“The system is so fragmented and complex that only an on site researcher could possibly find them,” the proposal said. “The security of these significant materials will be enhanced when rare items are cataloged.”
According to Cook, books are brought from the storage facility into a room where a staff member will identify the work and edit the record in the online database. Information detailing the history of the book, known as a its provenance, is often as important as the text itself. “Sometimes we have the only copy of something that exists so we want to get all the details for our researchers,” Cook said.
The Library hopes to complete about 20,000-23,000 records a year, with each staff member expected to catalog or convert about 20-25 records a day. At this rate, the project should be completed in three years.
Cook said he is not nervous about the deadlines and expectations.
“Even if we fall a little short of our goal, it’s good to know that we are doing something to provide better access to people interested in rare books,” he said.
So how exactly did the Library get into this messy situation? According to Hotchkiss, the reason is simple.
“The University is unique in that it is a massive acquirer of books, and we’ve had great bookmen and bookwomen over the years who have had a collect, collect, collect attitude, without the staff to catalogue, catalogue, catalogue,” Hotchkiss said. “It is wonderful to acquire so many books, but you can’t go on like that forever.”
According to Hotchkiss, many of the books were never entered into a system where researchers away from campus could search for them.
“We want people to see that we have these books, that way someone who needs a particular work knows that we have it and we can help them from there,” Hotchkiss said.
The project is also part of a larger effort to get more students and researchers to use the Rare Books and Manuscripts Library, according to Hotchkiss.
“We want more people to come in and see what we are doing,” she said. “Odds are that most won’t show an interest, but we may get one person really interested in rare books and become a great collector one day.”
All students of the University are eligible to look at the books and manuscripts.

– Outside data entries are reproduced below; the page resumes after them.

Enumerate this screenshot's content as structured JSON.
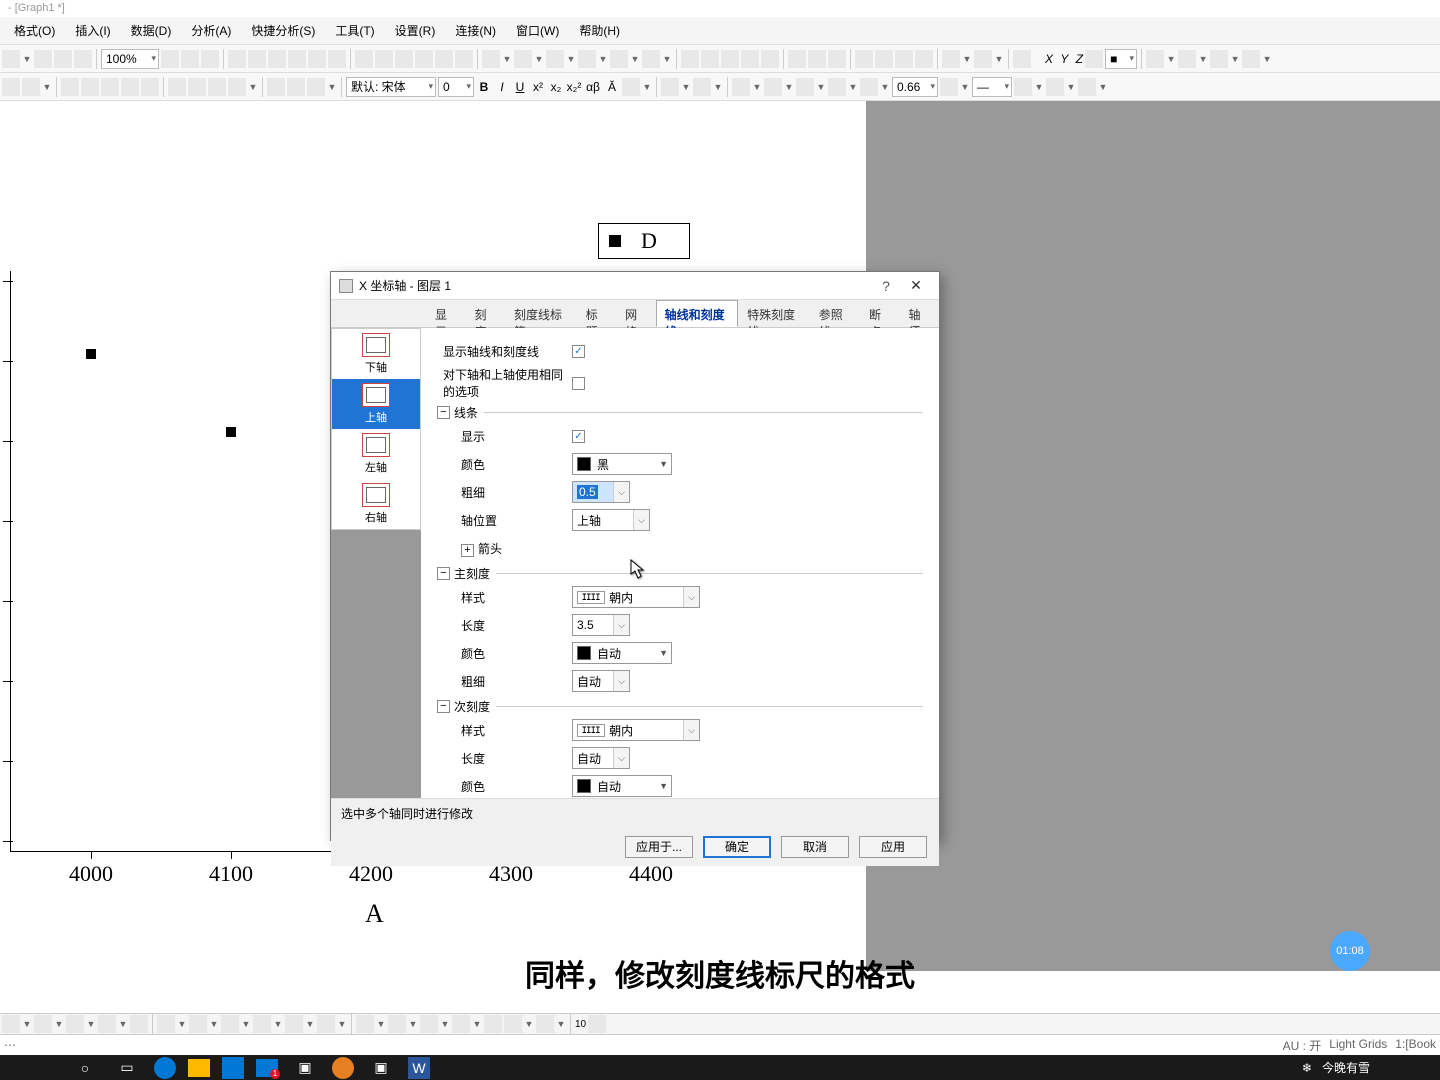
{
  "app_title": "- [Graph1 *]",
  "menus": {
    "format": "格式(O)",
    "insert": "插入(I)",
    "data": "数据(D)",
    "analysis": "分析(A)",
    "quick": "快捷分析(S)",
    "tools": "工具(T)",
    "settings": "设置(R)",
    "connect": "连接(N)",
    "window": "窗口(W)",
    "help": "帮助(H)"
  },
  "toolbar2": {
    "zoom": "100%",
    "font": "默认: 宋体",
    "fontsize": "0",
    "opacity": "0.66"
  },
  "legend": {
    "label": "D"
  },
  "chart_data": {
    "type": "scatter",
    "x": [
      4000,
      4100
    ],
    "y_visible_count": 7,
    "x_ticks": [
      "4000",
      "4100",
      "4200",
      "4300",
      "4400"
    ],
    "xlabel": "A"
  },
  "dialog": {
    "title": "X 坐标轴 - 图层 1",
    "tabs": {
      "display": "显示",
      "scale": "刻度",
      "ticklabels": "刻度线标签",
      "title": "标题",
      "grid": "网格",
      "lineticks": "轴线和刻度线",
      "special": "特殊刻度线",
      "reflines": "参照线",
      "breaks": "断点",
      "whisker": "轴须"
    },
    "axes": {
      "bottom": "下轴",
      "top": "上轴",
      "left": "左轴",
      "right": "右轴"
    },
    "labels": {
      "show_line_ticks": "显示轴线和刻度线",
      "same_options": "对下轴和上轴使用相同的选项",
      "line_section": "线条",
      "show": "显示",
      "color": "颜色",
      "thickness": "粗细",
      "axis_pos": "轴位置",
      "arrow": "箭头",
      "major_section": "主刻度",
      "style": "样式",
      "length": "长度",
      "minor_section": "次刻度"
    },
    "values": {
      "color_black": "黑",
      "thickness": "0.5",
      "axis_pos": "上轴",
      "style_in": "朝内",
      "length_major": "3.5",
      "color_auto": "自动",
      "thick_auto": "自动",
      "length_auto": "自动"
    },
    "hint": "选中多个轴同时进行修改",
    "buttons": {
      "apply_to": "应用于...",
      "ok": "确定",
      "cancel": "取消",
      "apply": "应用"
    }
  },
  "caption": "同样，修改刻度线标尺的格式",
  "time_badge": "01:08",
  "status": {
    "au": "AU : 开",
    "lightgrids": "Light Grids",
    "book": "1:[Book"
  },
  "taskbar": {
    "weather": "今晚有雪"
  }
}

Other scholars, researchers, and people interested in the collection can call the Library for information on how to see the books.
“We are completely and utterly open to the public,” Hotchkiss said. “Two undergrads last week wanted to see the Gutenberg Bible, simply to see it. They had stars in their eyes as we brought the book out and showed them.”
Hotchkiss said the emphasis is on those interested in the collection.
“The most important book that we have,” is the one you are looking for,” she said.